Welcome to Grand Rounds, the weekly best the medical blogosphere has to offer, and a hello to all the new readers from WebMD. I’m honored to be hosting for the third time – it has come a long way since Kevin, M.D. last hosted way back in 2004.
Because of space limitations, not all entries were included. Apologies.
A welcome to the WebMD Health Blogs
On Healthy Children, Dr. Steven Parker asks parents, “How can you as a parent best handle it when your child has certain traits that just don’t fit into your image of the perfect child? When the child you love isn’t always the child you like?”
Who needs a doctor when you have Google? over my med body! gives the pros and cons of this approach.
Tales from the Trauma Service is a gripping continuing series at A Chance to Cut is a Chance to Cure. Here, our blogger trauma surgeon takes us through a case of a subdural and subarachnoid hemorrhage.
Dr. Centor at DB’s Medical Rants wants to know why patients stop taking statins.
PSA and prostate cancer screening – boy, has that been dragged through the mud here. Dr. Bob offers some fresh, and detailed, insight.

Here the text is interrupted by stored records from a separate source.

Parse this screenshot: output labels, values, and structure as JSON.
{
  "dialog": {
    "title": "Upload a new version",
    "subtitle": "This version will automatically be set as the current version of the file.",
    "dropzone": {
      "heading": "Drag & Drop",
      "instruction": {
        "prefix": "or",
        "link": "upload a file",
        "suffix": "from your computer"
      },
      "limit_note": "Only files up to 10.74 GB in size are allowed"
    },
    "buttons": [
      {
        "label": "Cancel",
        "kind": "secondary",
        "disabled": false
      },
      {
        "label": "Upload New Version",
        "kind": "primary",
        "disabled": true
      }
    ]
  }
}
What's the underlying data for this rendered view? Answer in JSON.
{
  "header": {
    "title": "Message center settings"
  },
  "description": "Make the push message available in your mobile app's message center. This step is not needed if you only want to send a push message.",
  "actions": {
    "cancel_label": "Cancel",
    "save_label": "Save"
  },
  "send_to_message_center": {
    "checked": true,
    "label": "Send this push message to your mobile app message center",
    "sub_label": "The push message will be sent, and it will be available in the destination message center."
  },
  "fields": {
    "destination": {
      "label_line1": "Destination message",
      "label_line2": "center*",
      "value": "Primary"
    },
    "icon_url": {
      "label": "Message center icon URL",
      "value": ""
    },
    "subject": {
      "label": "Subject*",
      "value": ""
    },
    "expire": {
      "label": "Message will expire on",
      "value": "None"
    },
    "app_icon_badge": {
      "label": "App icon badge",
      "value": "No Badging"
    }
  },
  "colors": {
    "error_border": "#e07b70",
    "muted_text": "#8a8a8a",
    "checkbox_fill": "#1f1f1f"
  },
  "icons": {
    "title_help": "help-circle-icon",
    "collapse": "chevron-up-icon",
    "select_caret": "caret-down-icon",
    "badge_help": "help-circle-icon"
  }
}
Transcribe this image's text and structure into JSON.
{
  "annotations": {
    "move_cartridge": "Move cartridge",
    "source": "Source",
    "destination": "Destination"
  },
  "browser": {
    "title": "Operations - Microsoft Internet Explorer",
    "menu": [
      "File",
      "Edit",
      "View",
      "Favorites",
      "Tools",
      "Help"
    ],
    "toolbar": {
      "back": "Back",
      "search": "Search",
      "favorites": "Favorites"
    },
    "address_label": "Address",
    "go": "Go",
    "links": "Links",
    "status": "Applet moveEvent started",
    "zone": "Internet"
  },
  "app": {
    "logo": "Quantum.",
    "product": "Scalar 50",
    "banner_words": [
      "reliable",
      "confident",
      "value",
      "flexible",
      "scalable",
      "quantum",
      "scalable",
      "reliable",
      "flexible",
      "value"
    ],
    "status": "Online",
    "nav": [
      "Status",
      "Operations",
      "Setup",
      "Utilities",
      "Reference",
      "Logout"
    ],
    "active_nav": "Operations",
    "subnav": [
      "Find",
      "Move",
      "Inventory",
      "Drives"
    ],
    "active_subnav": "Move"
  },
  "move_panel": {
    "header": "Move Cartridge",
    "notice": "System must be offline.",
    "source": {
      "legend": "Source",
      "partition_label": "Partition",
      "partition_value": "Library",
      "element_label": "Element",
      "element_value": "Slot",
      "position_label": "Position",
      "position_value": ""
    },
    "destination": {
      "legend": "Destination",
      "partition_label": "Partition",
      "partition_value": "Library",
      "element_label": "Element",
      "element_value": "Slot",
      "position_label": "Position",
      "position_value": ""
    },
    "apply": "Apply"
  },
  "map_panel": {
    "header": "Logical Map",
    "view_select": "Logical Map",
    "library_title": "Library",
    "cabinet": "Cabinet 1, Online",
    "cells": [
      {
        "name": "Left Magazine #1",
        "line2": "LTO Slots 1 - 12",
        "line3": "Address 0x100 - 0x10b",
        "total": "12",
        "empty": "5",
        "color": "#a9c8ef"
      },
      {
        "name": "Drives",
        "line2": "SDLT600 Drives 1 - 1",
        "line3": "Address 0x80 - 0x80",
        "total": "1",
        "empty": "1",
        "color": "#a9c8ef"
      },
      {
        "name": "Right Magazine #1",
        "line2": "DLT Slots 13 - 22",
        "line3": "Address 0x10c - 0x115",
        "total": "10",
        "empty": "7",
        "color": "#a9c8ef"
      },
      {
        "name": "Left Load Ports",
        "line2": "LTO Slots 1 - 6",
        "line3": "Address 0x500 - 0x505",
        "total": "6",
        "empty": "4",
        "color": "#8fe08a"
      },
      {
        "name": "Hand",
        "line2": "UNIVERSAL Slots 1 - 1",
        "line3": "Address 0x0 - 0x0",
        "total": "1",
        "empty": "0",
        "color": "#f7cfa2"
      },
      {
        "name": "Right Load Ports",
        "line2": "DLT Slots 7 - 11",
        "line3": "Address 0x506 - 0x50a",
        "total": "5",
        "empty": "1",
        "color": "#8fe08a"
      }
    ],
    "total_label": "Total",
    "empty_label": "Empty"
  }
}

Medpundit asks whether the lack of insurance is an impediment to transplant surgery.
Red State Moron is blogging OB/GYN. He gives his take on elective cesarean births.
The MSSPNexus Blog wonders about how to give your doctor feedback. She suggests writing a letter.
Derek Lowe of In the Pipeline says it’s unknown whether Tamiflu can treat avian flu.
On The Wards has recently joined the medical blogosphere, and writes about predicting the risk of SIDS.
Dr. Savatta at the Robotic Surgery Blog wonders what the best way is to inform a patient of prostate biopsy results.
Are cell phones linked to cancer? Galen’s Log puts the debate to rest.
I always enjoy Maria’s snippets of life as a psychiatry resident.
Dr. Charles is one of the best literary medbloggers around. Here, he writes a touching story about a patient with Down’s Syndrome.
The Cheerful Oncologist was asked if he could guarantee that a patient’s chemotherapy treatment would be successful.
Doc Around the Clock tells a story about a nurse putting in a foley: Pop Goes the Weasel indeed.
about a nurse tells us another foley story – this time in an 84-year old virgin.
GeekNurse takes us behind the scenes at the pediatric ICU.
Diabetes Mine wants to tax high-fat, high-calorie, low-nutrient foods. I’m all for it.
Oasis of Sanity despairs that her pediatrician is “going over to the dark side”, and becoming a homeopath.
The Medical Blog Network goes toe to toe with Dr. George Lundberg of Medcape, debating the key issues between Old and New Media.
The NHS Blog Doctor wonders what goes on behind pharmaceutical ads.
RangelMD analyzes Aunt Voula’s lump from My Big Fat Greek Wedding. Can it happen for real? Read and find out.
The Health business blog questions Genetech’s competency.
The Healthcare IT Guy obviously knows his healthcare servers. He says that one of the biggest threats to data security could be from an inside job.
Not enough? Feel free to read more about the world of medical blogs:
An introduction to medical blogs
Blogging offers doctors outlet for opinions
Doctors and ‘blogs’
Kevin, MD: A Physician’s Perspective on Medical News
Tales from the medical blogosphere
Welcome to the blogosphere: A brave new world of web dialogue
Or listen to some medblogger podcasts:
Blogborygmi’s Nick Genes
DB’s Medical Rants’ Robert Centor
GruntDoc’s Allen Roberts
Medpundit’s Sydney Smith
Notes from Dr. RW’s Dr. Donnell
RangelMD’s Chris Rangel
And finally, we come to a close. That was quite a ride, wasn’t it?
Thanks for reading, and enjoy next week’s edition at Barbados Butterfly.